→ **BRIEF**
Each record is to be printed exactly as given, down to the last mark.
**** ENTRIES PROVIDED ****
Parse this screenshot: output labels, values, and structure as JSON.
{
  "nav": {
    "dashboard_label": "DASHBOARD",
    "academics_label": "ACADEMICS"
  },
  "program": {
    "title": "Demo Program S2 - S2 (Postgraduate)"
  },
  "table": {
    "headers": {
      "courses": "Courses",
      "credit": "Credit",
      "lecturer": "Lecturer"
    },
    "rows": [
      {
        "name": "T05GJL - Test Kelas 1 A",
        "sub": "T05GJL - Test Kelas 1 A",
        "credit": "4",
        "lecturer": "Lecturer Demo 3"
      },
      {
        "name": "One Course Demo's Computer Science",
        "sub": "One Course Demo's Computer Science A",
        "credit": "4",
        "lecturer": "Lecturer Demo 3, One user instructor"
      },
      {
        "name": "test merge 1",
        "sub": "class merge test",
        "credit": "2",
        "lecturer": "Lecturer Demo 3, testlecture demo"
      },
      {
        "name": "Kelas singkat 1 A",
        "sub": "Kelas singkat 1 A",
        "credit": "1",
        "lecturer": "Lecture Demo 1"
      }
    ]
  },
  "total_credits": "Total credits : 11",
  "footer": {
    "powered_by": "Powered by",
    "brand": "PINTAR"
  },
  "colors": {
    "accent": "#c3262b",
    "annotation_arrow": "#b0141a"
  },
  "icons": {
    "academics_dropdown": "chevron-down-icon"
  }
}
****
→ **RESPONSE AREA**
Parse this screenshot: output labels, values, and structure as JSON.
{
  "nav": {
    "dashboard_label": "DASHBOARD",
    "academics_label": "ACADEMICS"
  },
  "program": {
    "title": "Demo Program S2 - S2 (Postgraduate)"
  },
  "table": {
    "headers": {
      "courses": "Courses",
      "credit": "Credit",
      "lecturer": "Lecturer"
    },
    "rows": [
      {
        "name": "T05GJL - Test Kelas 1 A",
        "sub": "T05GJL - Test Kelas 1 A",
        "credit": "4",
        "lecturer": "Lecturer Demo 3"
      },
      {
        "name": "One Course Demo's Computer Science",
        "sub": "One Course Demo's Computer Science A",
        "credit": "4",
        "lecturer": "Lecturer Demo 3, One user instructor"
      },
      {
        "name": "test merge 1",
        "sub": "class merge test",
        "credit": "2",
        "lecturer": "Lecturer Demo 3, testlecture demo"
      },
      {
        "name": "Kelas singkat 1 A",
        "sub": "Kelas singkat 1 A",
        "credit": "1",
        "lecturer": "Lecture Demo 1"
      }
    ]
  },
  "total_credits": "Total credits : 11",
  "footer": {
    "powered_by": "Powered by",
    "brand": "PINTAR"
  },
  "colors": {
    "accent": "#c3262b",
    "annotation_arrow": "#b0141a"
  },
  "icons": {
    "academics_dropdown": "chevron-down-icon"
  }
}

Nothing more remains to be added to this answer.